On the other hand, I am terrified of almost everything related to childbirth. Yeah, yeah, I know, you’re like, uh, Ernie Bufflo? Everyone is terrified of childbirth. Yes, I’m aware of that. I’m telling you that I’m even more insanely terrified than most people you’ve met. Terrified and squeamish, which I know is super strange from a girl who just loves to gross people out with medical anecdotes at the dinner table. A girl whose entire family is in the medical profession. A girl whose mother used to teach Lamaze and wrote a master’s thesis on special anti-nausea acupressure bracelets for pregnant ladies. That’s me!
I think it started when I spent a summer as a library page. I’d often flip through books while shelving them, but the childbirth books basically scarred me for life. I had bad dreams about them. The things I saw in those books? I shudder still to think about them. If you want to basically make me cry on the spot all you really have to say is “episiotomy.” When I started to get really ridiculous about it, Jon basically banned me from reading those books anymore so as to retain some hope that one day we can have some beautiful blond-haired blue-eyed babies (with our genes, that’s all we’re going to get).
Then mommyblogging became a huge trend. Hoo boy. I’ve read so many pregnancy horror stories that I’m pretty sure I know every possible thing that could possibly go wrong. Aside from two friends who have told me their lovely it wasn’t so bad birth stories, I’m starting to wonder if ANYONE has a non-horror-movie childbirth story to tell. (Seriously, women of the world, please start blogging about how fun and not-painful your childbirth experience was. I’d love to read it!) And it’s not just the stories. Lately everyone wants to share their childbirthing with the world via amateur photojournalism. I’ve seen enough photos of slime-covered fresh-from-the-womb newborns that I’ve expressed to Jon my desire that someone please WASH THE BABY OFF before handing him or her to me for the first time. I really hope this is not too much to ask.
And then there was “Knocked Up.” Now, I was under the impression that this movie was a comedy, but I was sorely mistaken. It should be filed at Blockbuster with the rest of the horror fare. When the baby crowning scene came, I seriously started crying. Tears rolling down my face crying. Much like men wince in empathy pains when someone else on TV gets kicked in the nuts, I was weeping for my body and what it will someday endure. One sight of that and I was pretty solidified in my belief in modern medicine.

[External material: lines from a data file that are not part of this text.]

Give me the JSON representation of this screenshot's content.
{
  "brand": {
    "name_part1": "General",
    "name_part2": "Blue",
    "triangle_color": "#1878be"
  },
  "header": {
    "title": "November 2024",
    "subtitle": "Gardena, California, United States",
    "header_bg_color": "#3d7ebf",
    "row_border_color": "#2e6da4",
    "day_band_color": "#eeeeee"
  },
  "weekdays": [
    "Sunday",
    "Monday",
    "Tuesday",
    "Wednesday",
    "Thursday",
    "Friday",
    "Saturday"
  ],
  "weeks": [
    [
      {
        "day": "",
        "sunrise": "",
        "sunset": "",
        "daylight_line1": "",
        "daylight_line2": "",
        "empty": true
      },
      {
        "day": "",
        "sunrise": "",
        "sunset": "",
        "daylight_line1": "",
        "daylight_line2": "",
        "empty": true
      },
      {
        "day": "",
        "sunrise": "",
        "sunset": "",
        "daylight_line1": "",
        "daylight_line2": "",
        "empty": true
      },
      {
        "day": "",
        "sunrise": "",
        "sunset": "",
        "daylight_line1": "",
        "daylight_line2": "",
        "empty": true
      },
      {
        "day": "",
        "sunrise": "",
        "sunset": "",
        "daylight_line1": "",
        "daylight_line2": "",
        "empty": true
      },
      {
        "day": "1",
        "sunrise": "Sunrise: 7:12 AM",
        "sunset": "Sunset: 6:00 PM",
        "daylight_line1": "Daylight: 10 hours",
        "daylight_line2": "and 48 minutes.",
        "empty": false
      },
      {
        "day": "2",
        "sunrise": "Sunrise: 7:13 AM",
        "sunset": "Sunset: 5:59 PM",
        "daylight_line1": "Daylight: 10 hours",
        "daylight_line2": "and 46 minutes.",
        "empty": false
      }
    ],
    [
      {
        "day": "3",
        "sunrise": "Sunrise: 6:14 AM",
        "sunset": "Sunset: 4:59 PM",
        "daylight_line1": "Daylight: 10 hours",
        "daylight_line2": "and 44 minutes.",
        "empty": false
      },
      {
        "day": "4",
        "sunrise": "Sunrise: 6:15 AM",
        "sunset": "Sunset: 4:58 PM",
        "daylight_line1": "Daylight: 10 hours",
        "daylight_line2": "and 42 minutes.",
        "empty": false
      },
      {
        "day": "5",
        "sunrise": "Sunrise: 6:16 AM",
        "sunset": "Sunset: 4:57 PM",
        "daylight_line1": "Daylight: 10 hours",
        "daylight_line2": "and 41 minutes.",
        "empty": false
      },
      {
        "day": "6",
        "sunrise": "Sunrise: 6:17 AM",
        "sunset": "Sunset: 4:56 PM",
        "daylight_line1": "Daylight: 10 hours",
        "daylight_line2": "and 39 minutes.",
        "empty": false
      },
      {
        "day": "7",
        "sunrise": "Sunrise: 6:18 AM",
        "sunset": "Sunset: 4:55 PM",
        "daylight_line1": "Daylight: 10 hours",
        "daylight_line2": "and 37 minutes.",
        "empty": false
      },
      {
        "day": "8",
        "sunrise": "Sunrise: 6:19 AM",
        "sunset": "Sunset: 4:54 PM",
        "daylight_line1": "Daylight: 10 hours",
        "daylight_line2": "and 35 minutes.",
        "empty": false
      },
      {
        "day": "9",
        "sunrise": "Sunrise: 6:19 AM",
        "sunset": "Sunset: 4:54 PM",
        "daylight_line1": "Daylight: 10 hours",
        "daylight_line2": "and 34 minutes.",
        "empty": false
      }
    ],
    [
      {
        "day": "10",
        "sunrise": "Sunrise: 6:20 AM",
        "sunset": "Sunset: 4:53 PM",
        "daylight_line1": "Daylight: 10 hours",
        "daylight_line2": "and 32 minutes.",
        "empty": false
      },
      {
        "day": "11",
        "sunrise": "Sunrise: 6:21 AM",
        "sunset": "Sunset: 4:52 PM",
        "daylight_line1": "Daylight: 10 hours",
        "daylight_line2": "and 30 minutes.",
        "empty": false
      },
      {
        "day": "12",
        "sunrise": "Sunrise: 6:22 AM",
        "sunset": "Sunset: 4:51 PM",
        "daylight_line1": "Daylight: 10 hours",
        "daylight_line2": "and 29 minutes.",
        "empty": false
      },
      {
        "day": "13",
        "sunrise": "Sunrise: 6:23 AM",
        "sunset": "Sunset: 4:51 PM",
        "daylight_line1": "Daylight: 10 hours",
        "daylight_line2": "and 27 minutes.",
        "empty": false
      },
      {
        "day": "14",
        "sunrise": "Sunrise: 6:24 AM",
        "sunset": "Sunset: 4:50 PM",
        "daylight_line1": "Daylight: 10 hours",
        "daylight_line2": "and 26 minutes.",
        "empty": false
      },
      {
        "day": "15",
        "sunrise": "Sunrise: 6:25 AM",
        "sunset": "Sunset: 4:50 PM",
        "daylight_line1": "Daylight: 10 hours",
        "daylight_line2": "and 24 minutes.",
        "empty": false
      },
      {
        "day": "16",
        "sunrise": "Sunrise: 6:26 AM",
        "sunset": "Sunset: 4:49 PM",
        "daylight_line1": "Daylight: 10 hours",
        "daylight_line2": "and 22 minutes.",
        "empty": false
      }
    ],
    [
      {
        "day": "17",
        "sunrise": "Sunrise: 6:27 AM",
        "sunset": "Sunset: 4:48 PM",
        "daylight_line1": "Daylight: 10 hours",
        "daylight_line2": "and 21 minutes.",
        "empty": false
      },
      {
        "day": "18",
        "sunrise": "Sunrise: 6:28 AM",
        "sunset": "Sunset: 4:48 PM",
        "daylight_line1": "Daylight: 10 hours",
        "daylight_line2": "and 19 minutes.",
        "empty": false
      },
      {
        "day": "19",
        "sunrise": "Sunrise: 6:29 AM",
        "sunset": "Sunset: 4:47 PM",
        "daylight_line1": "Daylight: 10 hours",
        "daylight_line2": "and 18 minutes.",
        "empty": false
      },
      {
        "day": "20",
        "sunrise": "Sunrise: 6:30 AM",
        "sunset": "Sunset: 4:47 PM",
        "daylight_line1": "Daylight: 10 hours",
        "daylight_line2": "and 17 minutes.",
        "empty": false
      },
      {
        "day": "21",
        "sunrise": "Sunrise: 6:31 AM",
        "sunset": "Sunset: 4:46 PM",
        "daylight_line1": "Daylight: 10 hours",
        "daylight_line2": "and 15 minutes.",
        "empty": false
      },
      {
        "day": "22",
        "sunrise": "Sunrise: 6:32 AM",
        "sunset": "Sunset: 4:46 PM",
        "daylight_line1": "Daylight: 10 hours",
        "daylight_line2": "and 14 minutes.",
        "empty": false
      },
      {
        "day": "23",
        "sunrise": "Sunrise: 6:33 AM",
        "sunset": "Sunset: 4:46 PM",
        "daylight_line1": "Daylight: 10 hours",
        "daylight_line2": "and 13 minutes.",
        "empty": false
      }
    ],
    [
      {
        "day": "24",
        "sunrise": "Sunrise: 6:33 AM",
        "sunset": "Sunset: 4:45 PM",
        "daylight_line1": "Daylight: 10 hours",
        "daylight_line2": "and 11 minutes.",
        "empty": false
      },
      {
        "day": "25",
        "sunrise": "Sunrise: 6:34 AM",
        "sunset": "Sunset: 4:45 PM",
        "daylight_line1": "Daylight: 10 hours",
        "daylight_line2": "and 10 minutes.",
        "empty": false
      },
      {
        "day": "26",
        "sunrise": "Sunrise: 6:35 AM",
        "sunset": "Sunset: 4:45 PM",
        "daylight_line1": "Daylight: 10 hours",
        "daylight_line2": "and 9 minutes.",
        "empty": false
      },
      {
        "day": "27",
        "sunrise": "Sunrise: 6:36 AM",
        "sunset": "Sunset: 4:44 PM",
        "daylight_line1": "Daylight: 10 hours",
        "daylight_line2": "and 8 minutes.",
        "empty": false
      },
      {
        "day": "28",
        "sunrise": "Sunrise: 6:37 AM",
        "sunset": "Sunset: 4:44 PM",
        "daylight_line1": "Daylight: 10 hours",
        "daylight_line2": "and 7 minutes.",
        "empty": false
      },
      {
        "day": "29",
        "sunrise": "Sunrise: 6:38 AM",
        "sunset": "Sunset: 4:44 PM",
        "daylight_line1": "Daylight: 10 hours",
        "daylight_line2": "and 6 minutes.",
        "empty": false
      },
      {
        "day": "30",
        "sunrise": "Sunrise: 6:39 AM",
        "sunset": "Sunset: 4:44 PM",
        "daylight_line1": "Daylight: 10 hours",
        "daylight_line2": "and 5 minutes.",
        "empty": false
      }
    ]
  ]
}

Speaking of modern medicine, a friend of mine and I recently had a conversation about natural childbirth. Now, more power to ya if that’s your steez, but it ain’t for me. I just took some ibuprofen because my legs hurt from weeding a flower bed yesterday, so you can extrapolate my pain threshold from there. My friend expressed that she would not want to be medicated while giving birth, because she doesn’t want to be out of it or falling asleep during the experience. Of course, my thought is that going to the hospital, falling asleep, then waking up to meet my new baby sounds FANTASTIC. I mean, that’s kind of what happened when I got my wisdom teeth out and from what I understand it’s a much less harrowing experience than bringing a baby into the world.
So, the bottom line is, when it comes to “A Baby Story” I’d rather just not hear it. I love kids, and I hope to have a couple someday. I’m already planning their names and deciding which traits of mine and which traits of Jon’s I hope they get. But if you wish to ever meet my hypothetical future children, who are sure to be adorable, if awkward, little souls, do not tell me about your childbirth experience. At a baby shower not too long ago, many of my mommy friends were singing the praises of special hospital underpants with ice packs built in. I was horrified. YOU MEAN I’M GOING TO NEED AN ICE PACK FOR MY UNDANEEFY BITS? A friend who was there, who has three adorable kids told me she’d save all the scary stuff for when I’m already pregnant, because by then it will be too late. I think it sounds like a plan. Until then, ignorance is bliss.